At the time, I undertook to review Kahawai in 12 months time. I also undertook to commission further monitoring. Though that monitoring process is far from complete, some initial findings suggest that recreational Kahawai take is still low, particularly in the Hauraki Gulf.
The process for reconsideration of Kahawai allocation for 2005-06 has just begun. Yesterday I signed off the Initial Position Paper (IPP) for Kahawai. This is available now for consultation.
This position paper contains essentially two alternate options for consideration. Either the status quo, or a rebuild strategy.
These choices are underpinned by two quite different approaches to the management of shared fisheries.
The conservative no change option could be described as maintaining the status quo.
The other option is underpinned by a new policy idea – that species important to recreational fishers should be managed above, or even significantly above, what fisheries documents refer to as BMSY – the size of a fish stock that delivers the maximum sustainable yield.
According to the Fisheries Act, "utilisation'' means conserving, using, enhancing, and developing fisheries resources to enable people to provide for their social, economic, and cultural wellbeing.
This new approach would effectively give greater recognition of recreational utilisation. It would acknowledge that one size doesn't fit all. The optimum biomass of any fishery is likely to be different depending on the perspective of the fisher. For the recreational sector abundance of stock, a corresponding increased catch rate, or ability to catch larger fish, might be more important than extracting the maximum sustainable yield.
There is of course a trade off between yield and these other recreational utilisation qualities. If you want to catch fish more frequently, the size of the available stock will need to be increased above that which provides the maximum sustainable yield.
And therein lies the challenge and choice for you and me.
Let me add that under both Kahawai options, no additional recreational management controls are contemplated. There is no evidence before me, that the recreational sector is catching the allowance assigned to it. This issue will need to be monitored on an on-going basis.

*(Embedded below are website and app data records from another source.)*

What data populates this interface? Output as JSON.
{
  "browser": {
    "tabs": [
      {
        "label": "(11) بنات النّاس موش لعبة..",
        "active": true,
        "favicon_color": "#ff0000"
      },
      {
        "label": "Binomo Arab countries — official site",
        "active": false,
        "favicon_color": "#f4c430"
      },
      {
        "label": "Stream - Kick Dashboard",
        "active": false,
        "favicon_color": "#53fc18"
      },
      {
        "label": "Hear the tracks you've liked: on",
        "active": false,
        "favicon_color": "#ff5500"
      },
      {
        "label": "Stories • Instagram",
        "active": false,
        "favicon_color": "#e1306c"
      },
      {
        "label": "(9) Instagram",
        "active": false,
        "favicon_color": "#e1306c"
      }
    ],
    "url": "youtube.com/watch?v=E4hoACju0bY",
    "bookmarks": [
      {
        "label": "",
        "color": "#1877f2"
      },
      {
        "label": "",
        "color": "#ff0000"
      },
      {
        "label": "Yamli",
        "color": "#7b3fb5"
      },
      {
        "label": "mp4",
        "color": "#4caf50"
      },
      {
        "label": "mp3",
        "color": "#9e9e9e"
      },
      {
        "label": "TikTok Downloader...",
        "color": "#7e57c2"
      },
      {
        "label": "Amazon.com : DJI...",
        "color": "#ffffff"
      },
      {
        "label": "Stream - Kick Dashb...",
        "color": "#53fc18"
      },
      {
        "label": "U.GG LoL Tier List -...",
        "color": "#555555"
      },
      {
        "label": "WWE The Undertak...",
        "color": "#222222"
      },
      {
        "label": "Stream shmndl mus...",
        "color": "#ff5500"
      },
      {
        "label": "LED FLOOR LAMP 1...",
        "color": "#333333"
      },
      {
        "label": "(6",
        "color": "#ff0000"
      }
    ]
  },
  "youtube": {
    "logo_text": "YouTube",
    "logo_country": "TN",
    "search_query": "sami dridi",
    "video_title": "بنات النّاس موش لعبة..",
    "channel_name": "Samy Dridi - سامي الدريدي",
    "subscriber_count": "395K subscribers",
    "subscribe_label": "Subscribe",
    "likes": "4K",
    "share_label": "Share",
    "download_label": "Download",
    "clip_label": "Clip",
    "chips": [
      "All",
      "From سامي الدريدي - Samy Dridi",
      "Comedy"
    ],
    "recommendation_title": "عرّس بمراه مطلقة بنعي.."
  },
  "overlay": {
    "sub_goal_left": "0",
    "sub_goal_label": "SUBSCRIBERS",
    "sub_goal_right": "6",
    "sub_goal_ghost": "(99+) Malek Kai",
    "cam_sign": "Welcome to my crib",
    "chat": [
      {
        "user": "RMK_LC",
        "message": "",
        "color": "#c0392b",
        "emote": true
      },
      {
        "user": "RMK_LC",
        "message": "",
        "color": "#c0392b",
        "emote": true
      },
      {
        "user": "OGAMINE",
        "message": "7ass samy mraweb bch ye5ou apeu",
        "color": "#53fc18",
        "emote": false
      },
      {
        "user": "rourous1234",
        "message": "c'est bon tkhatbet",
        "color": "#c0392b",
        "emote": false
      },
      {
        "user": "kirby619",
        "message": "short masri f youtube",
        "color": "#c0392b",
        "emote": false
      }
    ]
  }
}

I am sure you will be very interested in commenting on the papers just released and I expect an interesting consultation period.
As I said at the beginning of this address, a fundamental question is just how do we value recreational fishing.
I hope that your conference is successful, and I again stress the Government’s interest in working together with recreational fishers to realise the value and contribution that this sector has to offer our country and way of life.
Tënä koutou, tënä koutou, tënä tätou kätao.